Winter Rain, part 38

Keaira is running toward the house on the east trail, a hundred feet away, as I step out of the entrance way—a sleek, white and charcoal form I would recognize anywhere. Her long strides are fluid and graceful, two feet striking separately, then two together, as she bounds up the Hill towards the house. It seems an eternity since we’ve run together, since we’ve shared the wind in our faces, since we’ve raced through the forest on the Hill, or near Home; two forms, moving as one, running, jumping, weaving, playing. Together.

My god, how I would join her now—wipe away the last month, wipe away the things I’ve said, the things I’ve done, to push her away—if only I could.

She stops dead as she sees me. Her white tail, high in the air, dips. I imagine I can see her blue eyes, even from here, calm and steady, with just a hint of mischief. Just a tiny hint of its true measure.

But I know it’s just my imagination.

I hear her laughter in my ears. I feel her hand on mine, in mine; her soft breath on my face, in my ear. I feel her head on my side as we lie together—for warmth, for comfort, for each other.

Warmth and tightness—from the memory, and from her presence now. The feel of her soft skin under my hands, against my tongue; or the feel of her supple muscles and warm fur against me. Her presence beside me, under me, on top of me—with me . . . no fear, no shame.

I want to run to her now. If only I weren’t such a miserable coward.

She counts on me, too, I know. To listen, when no one else will. To hear her, to see her, when everyone else sees just a pawn, or a problem. To accept her, for exactly who she is. To want to be with her, and no one else.

She takes a hesitant step towards me. An opening, if I ever saw one. An invitation. A plea.

If only we could go back, if only we could be just friends again. But I don’t think I can. And I don’t think she can, either.

Her father’s right. She deserves better than me. She deserves someone who would choose her, regardless the cost.

And that is something I just can’t do.

I close my eyes, because I can’t watch, because I can’t bear to see her reaction as I mouth the words, the only ones I dare.
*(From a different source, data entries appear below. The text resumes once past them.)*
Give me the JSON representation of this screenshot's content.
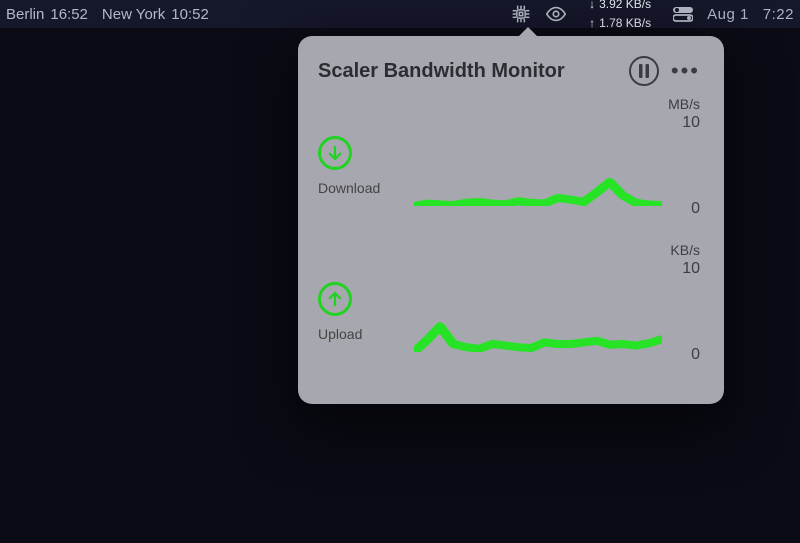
{
  "menubar": {
    "clocks": [
      {
        "city": "Berlin",
        "time": "16:52"
      },
      {
        "city": "New York",
        "time": "10:52"
      }
    ],
    "net": {
      "down": "3.92 KB/s",
      "up": "1.78 KB/s"
    },
    "date": "Aug 1",
    "time": "7:22"
  },
  "popover": {
    "title": "Scaler Bandwidth Monitor",
    "sections": {
      "download": {
        "label": "Download",
        "unit": "MB/s",
        "max": "10",
        "zero": "0"
      },
      "upload": {
        "label": "Upload",
        "unit": "KB/s",
        "max": "10",
        "zero": "0"
      }
    }
  },
  "chart_data": [
    {
      "type": "line",
      "title": "Download",
      "ylabel": "MB/s",
      "ylim": [
        0,
        10
      ],
      "x": [
        0,
        1,
        2,
        3,
        4,
        5,
        6,
        7,
        8,
        9,
        10,
        11,
        12,
        13,
        14,
        15,
        16,
        17,
        18,
        19
      ],
      "values": [
        0,
        0.3,
        0.2,
        0.1,
        0.4,
        0.5,
        0.3,
        0.2,
        0.6,
        0.4,
        0.3,
        1.0,
        0.8,
        0.5,
        1.7,
        3.0,
        1.3,
        0.4,
        0.2,
        0.1
      ]
    },
    {
      "type": "line",
      "title": "Upload",
      "ylabel": "KB/s",
      "ylim": [
        0,
        10
      ],
      "x": [
        0,
        1,
        2,
        3,
        4,
        5,
        6,
        7,
        8,
        9,
        10,
        11,
        12,
        13,
        14,
        15,
        16,
        17,
        18,
        19
      ],
      "values": [
        0,
        1.5,
        3.2,
        1.0,
        0.6,
        0.4,
        1.0,
        0.8,
        0.6,
        0.5,
        1.2,
        1.0,
        1.0,
        1.2,
        1.4,
        0.9,
        1.0,
        0.8,
        1.1,
        1.6
      ]
    }
  ]
}
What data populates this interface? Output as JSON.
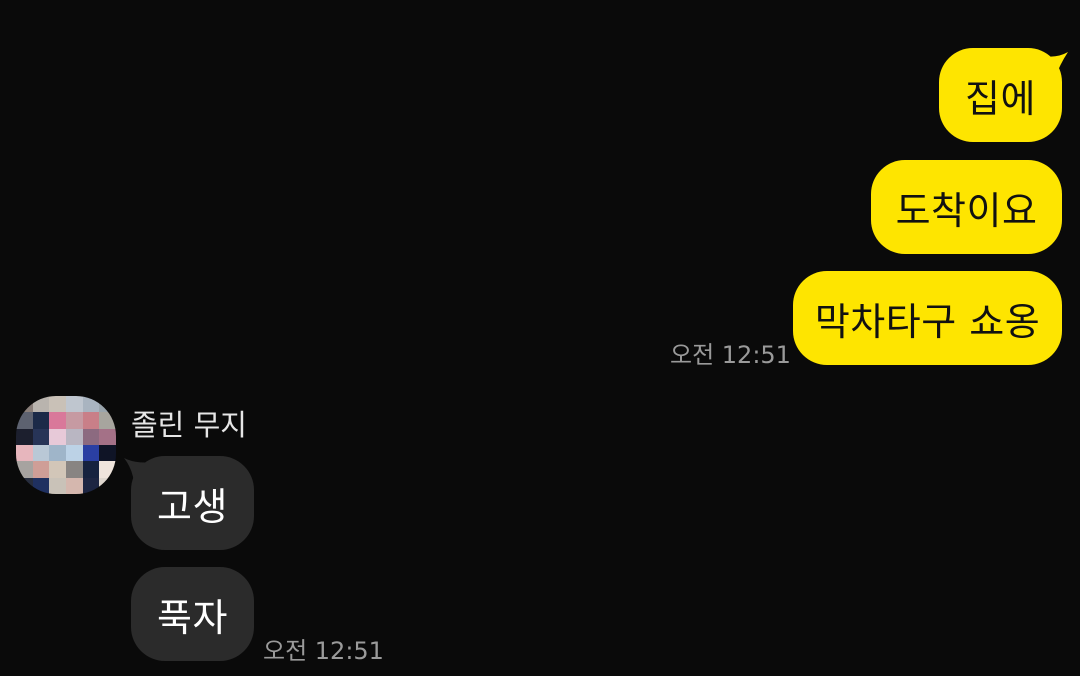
{
  "outgoing": {
    "messages": [
      {
        "text": "집에"
      },
      {
        "text": "도착이요"
      },
      {
        "text": "막차타구 쇼옹"
      }
    ],
    "time": "오전 12:51",
    "bubble_color": "#fee500"
  },
  "incoming": {
    "sender_name": "졸린 무지",
    "avatar_icon": "pixelated-avatar-icon",
    "messages": [
      {
        "text": "고생"
      },
      {
        "text": "푹자"
      }
    ],
    "time": "오전 12:51",
    "bubble_color": "#2b2b2b"
  },
  "background_color": "#0a0a0a"
}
“I’m sorry.”

But they’re just words. In the end, they mean nothing. In the end, I’m no better than anyone else, making choices for her that are hers alone to make.

But what else am I supposed to do?

Eyes down, I turn, and walk down the drive to the car.

I hear no sign that she follows.